= What to produce =
Find how many lines below hold "Education", then state that number by itself.

═════ Material for the task ═════

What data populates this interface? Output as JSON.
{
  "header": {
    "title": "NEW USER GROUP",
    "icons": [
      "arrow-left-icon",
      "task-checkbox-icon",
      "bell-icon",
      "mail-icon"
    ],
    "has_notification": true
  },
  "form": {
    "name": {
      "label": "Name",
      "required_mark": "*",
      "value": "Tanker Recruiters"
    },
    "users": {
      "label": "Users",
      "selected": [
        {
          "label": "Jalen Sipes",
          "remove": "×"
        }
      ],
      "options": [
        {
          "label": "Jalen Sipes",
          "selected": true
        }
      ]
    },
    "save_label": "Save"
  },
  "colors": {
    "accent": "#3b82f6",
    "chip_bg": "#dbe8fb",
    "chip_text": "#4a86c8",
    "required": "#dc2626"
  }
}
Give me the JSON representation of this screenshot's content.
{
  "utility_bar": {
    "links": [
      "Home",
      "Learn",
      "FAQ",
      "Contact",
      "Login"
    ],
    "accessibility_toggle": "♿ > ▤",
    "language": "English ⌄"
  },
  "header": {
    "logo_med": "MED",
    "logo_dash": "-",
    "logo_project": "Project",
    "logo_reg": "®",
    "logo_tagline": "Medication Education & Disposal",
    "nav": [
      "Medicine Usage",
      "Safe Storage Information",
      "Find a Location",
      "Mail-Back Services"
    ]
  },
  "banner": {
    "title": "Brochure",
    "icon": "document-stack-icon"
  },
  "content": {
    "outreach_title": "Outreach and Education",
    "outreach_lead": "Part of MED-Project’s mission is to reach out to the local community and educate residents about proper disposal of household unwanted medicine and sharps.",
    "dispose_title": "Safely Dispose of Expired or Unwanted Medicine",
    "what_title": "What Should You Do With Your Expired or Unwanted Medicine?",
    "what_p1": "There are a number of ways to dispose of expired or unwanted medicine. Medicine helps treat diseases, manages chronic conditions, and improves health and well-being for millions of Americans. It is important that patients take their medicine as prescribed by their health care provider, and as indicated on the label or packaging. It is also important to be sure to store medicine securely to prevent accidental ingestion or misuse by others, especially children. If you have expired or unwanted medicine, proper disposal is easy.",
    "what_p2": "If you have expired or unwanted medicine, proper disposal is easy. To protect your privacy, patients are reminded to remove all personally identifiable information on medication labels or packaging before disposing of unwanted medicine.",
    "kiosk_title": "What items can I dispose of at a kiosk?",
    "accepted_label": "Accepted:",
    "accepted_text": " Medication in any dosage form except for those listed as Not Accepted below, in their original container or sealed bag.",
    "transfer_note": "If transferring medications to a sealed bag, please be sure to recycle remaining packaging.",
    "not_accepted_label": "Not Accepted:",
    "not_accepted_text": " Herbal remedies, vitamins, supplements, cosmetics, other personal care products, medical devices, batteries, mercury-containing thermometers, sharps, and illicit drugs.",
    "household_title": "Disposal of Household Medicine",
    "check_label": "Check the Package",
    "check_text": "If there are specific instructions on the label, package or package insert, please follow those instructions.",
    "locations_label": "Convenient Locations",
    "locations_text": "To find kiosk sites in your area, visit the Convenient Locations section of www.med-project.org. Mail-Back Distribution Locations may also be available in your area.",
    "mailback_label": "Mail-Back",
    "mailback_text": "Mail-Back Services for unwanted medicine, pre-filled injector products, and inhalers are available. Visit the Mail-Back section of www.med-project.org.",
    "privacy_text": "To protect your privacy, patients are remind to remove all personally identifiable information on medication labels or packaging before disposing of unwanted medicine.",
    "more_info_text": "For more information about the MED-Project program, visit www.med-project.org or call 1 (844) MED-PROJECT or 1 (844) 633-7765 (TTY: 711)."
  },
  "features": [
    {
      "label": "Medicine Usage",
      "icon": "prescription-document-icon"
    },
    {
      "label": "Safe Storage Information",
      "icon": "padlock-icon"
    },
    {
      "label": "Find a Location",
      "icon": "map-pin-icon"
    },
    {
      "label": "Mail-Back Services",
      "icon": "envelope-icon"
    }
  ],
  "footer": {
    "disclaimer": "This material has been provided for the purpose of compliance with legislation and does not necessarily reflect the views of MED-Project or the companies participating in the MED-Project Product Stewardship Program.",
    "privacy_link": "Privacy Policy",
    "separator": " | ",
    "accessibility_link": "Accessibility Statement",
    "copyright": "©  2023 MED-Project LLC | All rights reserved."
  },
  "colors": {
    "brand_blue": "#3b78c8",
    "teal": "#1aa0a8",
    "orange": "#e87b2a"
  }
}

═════

= Exercise answer =
2